Decades later, Ohr Naava operates as an international organization that has created numerous other programs which address pressing needs in the Jewish community. These include seminary programs for girls who could not travel to Israel but sought personal and religious growth (Ateres Naava); an alternative high school program for teens at risk who grappled with issues such as mental illness, eating disorders, substance addiction, and religious struggles (Bnot Chaya Academy); a rehabilitation center replete with equine therapy and kosher food for individuals who grappled with addiction and mental illness (Ranch at Bethel); an organized system that provided support, networking, and matchmaking services for single girls (Ohr Naava Shidduch Initiative); and a groundbreaking hotline staffed by certified professionals from a variety of organizations hired to help women navigate any crisis, from domestic abuse to halachic queries (Yutta Zicherman Crisis Center for Intervention).

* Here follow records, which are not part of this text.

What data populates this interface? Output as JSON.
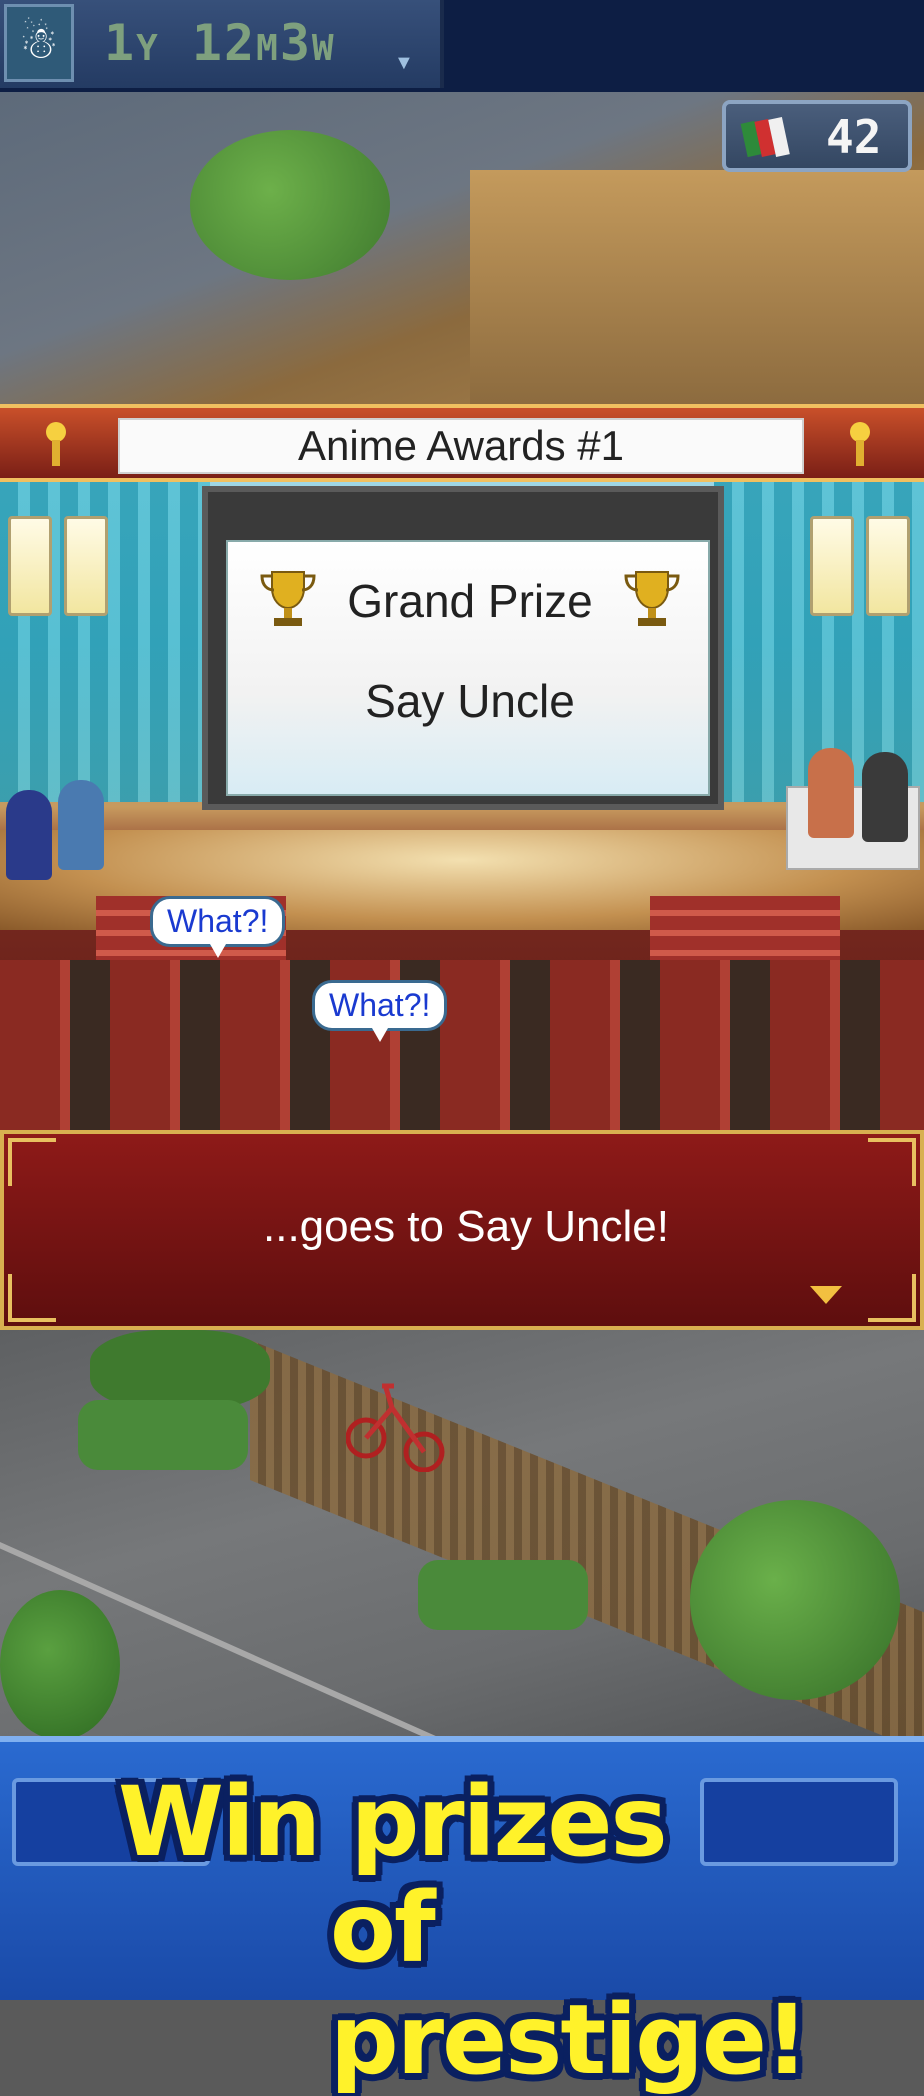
{
  "hud": {
    "date": {
      "year": "1",
      "year_unit": "Y",
      "month": "12",
      "month_unit": "M",
      "week": "3",
      "week_unit": "W"
    },
    "resource_value": "42",
    "icons": {
      "avatar": "snowman-icon",
      "resource": "books-icon",
      "date_menu": "chevron-down-icon"
    }
  },
  "award": {
    "banner_title": "Anime Awards #1",
    "prize_title": "Grand Prize",
    "winner": "Say Uncle",
    "icons": {
      "trophy": "trophy-icon",
      "torch": "torch-icon"
    }
  },
  "speech_bubbles": [
    "What?!",
    "What?!"
  ],
  "dialog": {
    "text": "...goes to Say Uncle!",
    "next_icon": "triangle-down-icon"
  },
  "promo": {
    "line1": "Win prizes",
    "line2": "of prestige!"
  },
  "colors": {
    "dialog_bg": "#8e1a18",
    "promo_text": "#fff22a",
    "promo_bg": "#2a6ad0",
    "speech_text": "#1a3ad0"
  }
}
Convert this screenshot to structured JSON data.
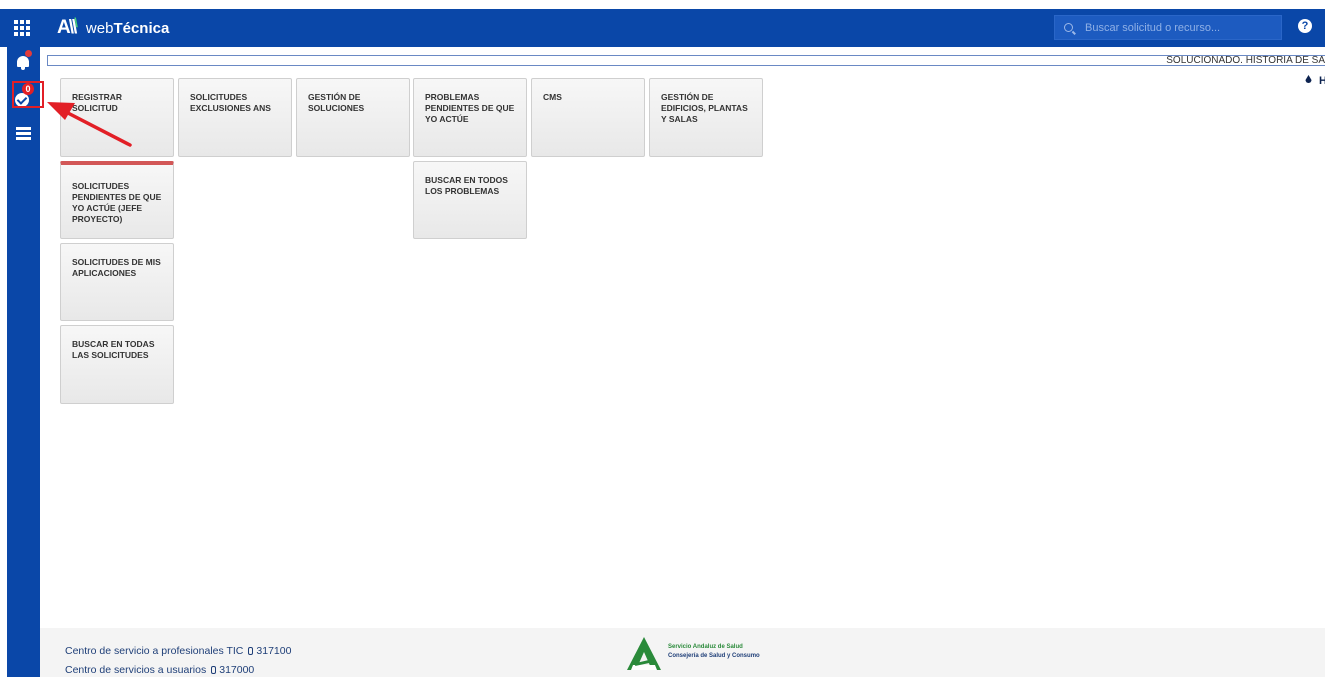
{
  "header": {
    "logo_mark": "A",
    "logo_text_prefix": "web",
    "logo_text_bold": "Técnica",
    "search_placeholder": "Buscar solicitud o recurso...",
    "help_glyph": "?"
  },
  "sidebar": {
    "notification_badge": "0"
  },
  "ticker": {
    "text": "SOLUCIONADO. HISTORIA DE SA"
  },
  "edge_glyph": "H",
  "tiles": [
    "REGISTRAR SOLICITUD",
    "SOLICITUDES EXCLUSIONES ANS",
    "GESTIÓN DE SOLUCIONES",
    "PROBLEMAS PENDIENTES DE QUE YO ACTÚE",
    "CMS",
    "GESTIÓN DE EDIFICIOS, PLANTAS Y SALAS",
    "SOLICITUDES PENDIENTES DE QUE YO ACTÚE (JEFE PROYECTO)",
    "BUSCAR EN TODOS LOS PROBLEMAS",
    "SOLICITUDES DE MIS APLICACIONES",
    "BUSCAR EN TODAS LAS SOLICITUDES"
  ],
  "footer": {
    "line1_label": "Centro de servicio a profesionales TIC",
    "line1_phone": "317100",
    "line2_label": "Centro de servicios a usuarios",
    "line2_phone": "317000",
    "org_name": "Servicio Andaluz de Salud",
    "org_sub": "Consejería de Salud y Consumo"
  },
  "colors": {
    "brand_blue": "#0a47a8",
    "annotation_red": "#e21f26",
    "tile_active_bar": "#d25757",
    "sas_green": "#2a8a3a"
  },
  "icons": [
    "apps-grid-icon",
    "search-icon",
    "help-icon",
    "bell-icon",
    "check-circle-icon",
    "list-icon",
    "drop-icon",
    "phone-icon"
  ]
}
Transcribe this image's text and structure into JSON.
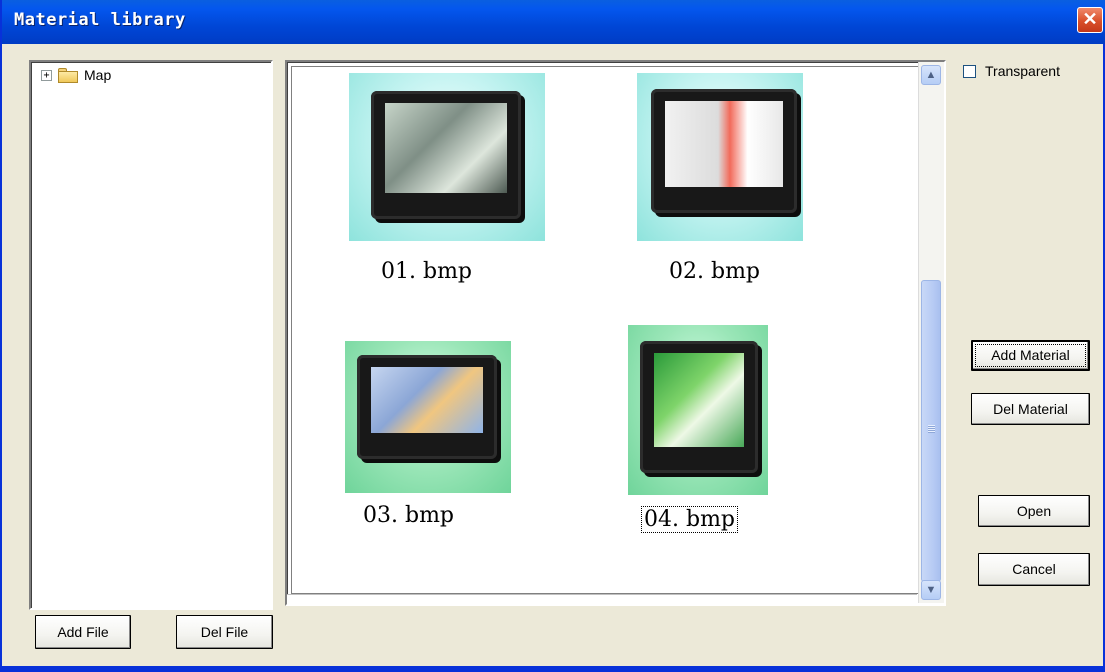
{
  "window": {
    "title": "Material library",
    "close_label": "✕"
  },
  "tree": {
    "items": [
      {
        "expander": "+",
        "label": "Map"
      }
    ]
  },
  "gallery": {
    "items": [
      {
        "name": "01. bmp"
      },
      {
        "name": "02. bmp"
      },
      {
        "name": "03. bmp"
      },
      {
        "name": "04. bmp",
        "focused": true
      }
    ]
  },
  "options": {
    "transparent_label": "Transparent",
    "transparent_checked": false
  },
  "buttons": {
    "add_material": "Add Material",
    "del_material": "Del Material",
    "open": "Open",
    "cancel": "Cancel",
    "add_file": "Add File",
    "del_file": "Del File"
  },
  "scrollbar": {
    "up_arrow": "▲",
    "down_arrow": "▼"
  },
  "colors": {
    "titlebar": "#0046d6",
    "close": "#d94f2a",
    "dialog_bg": "#ece9d8"
  }
}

In addition to founding these much-needed organizations, Rabbi Wallerstein became a world-renowned speaker, sought out by yeshivas and shuls from a wide variety of communities and religious backgrounds. Having dedicated his life to the betterment of Klal Yisrael, he will always be remembered for the way he fiercely advocated for every person that reached out to him, no matter their religiosity, sexuality, age, or background.
His mantra was oft repeated in many of his lectures and has shaped and influenced the way many of his students and staff alike approach the world: “Believe in others more than you believe in yourself.” To Rabbi Wallerstein, no person was deemed unworthy of attention, time, or love. It didn’t matter if a student vehemently proclaimed their disownment of G-d – he made it his mission to prove that G-d loved the student. It didn’t matter if a student loudly declared boredom with class or failed to appear – he made it his mission to create content that was appealing until the student was engaged.
His love for his students was evident in the smallest gestures, from ensuring that each girl received a blessing and a rose on erev Shabbos, to welcoming students that were homeless into his own home, treating them as he would his own daughters.
His memory will live on in the thousands of lectures and classes he delivered over the decades.
His memory will live on in the lives of those who almost didn’t make it – but today are thriving, healthy, and happy parents, professionals, and Jews.
His memory will live on in the hearts and souls of the thousands of lives that he touched, the hearts he inspired, and the souls that he embraced so freely whatever their background.
May his neshama have an aliyah.